**Exercise details**
Each line below either holds the string "Address" or doesn't. Count those that do and give only the number.

Dataset rows for apps and sites
-=-=-

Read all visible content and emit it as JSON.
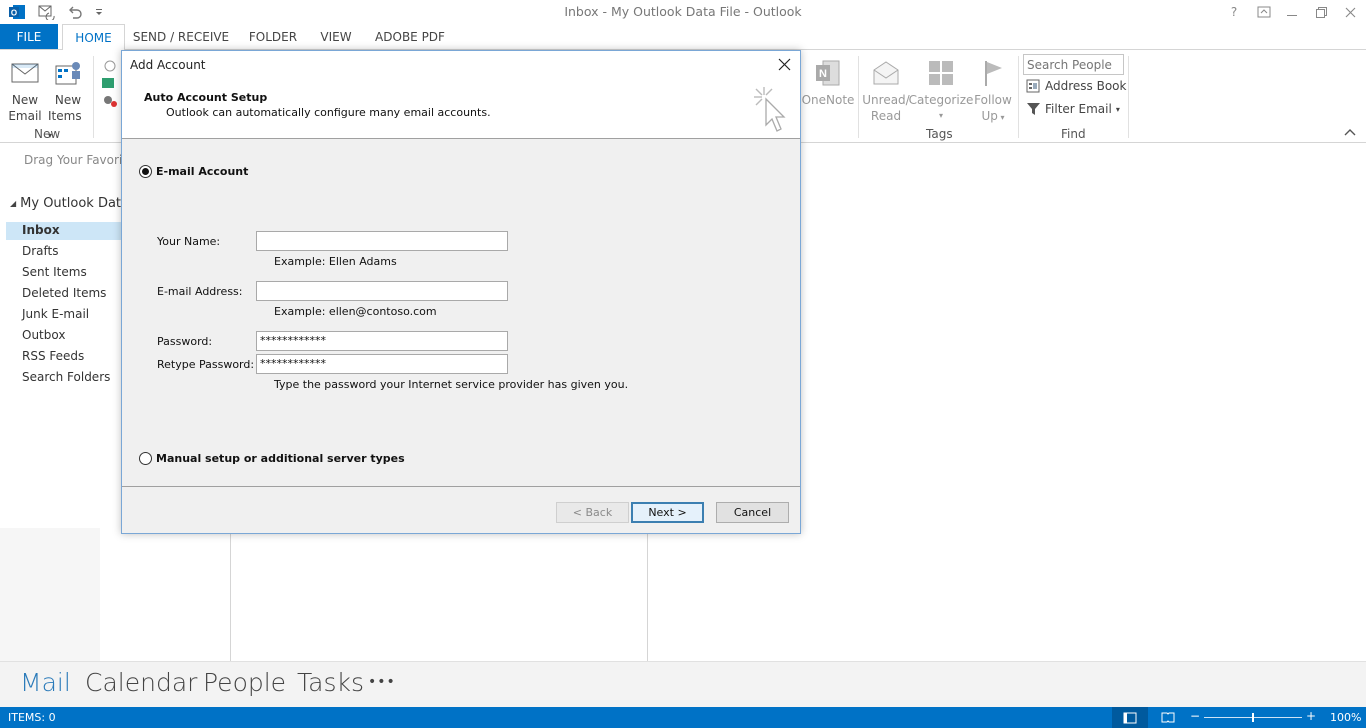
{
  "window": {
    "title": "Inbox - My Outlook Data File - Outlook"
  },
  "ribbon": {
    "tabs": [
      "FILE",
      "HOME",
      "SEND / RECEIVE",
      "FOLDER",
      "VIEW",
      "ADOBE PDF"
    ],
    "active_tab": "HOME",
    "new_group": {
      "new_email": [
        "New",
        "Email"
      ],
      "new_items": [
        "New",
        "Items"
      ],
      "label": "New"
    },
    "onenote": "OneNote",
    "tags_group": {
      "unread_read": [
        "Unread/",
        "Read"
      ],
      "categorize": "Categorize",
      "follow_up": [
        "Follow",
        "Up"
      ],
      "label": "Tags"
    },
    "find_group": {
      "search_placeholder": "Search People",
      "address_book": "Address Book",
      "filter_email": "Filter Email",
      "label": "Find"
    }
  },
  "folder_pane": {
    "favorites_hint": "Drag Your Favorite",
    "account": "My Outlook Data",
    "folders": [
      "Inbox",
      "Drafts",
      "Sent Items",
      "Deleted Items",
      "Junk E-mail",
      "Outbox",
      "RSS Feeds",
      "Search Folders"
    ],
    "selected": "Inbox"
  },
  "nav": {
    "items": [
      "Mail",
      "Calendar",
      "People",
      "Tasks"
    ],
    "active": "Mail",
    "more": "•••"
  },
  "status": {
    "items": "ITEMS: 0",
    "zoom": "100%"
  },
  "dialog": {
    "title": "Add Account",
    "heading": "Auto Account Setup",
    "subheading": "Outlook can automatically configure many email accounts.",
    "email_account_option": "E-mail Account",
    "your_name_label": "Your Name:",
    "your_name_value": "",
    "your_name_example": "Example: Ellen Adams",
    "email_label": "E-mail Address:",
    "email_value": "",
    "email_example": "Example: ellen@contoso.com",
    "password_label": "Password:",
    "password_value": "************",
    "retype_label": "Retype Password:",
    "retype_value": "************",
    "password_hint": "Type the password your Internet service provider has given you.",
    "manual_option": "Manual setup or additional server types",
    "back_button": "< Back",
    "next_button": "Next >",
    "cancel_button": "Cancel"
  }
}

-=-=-

**Problem solution**
2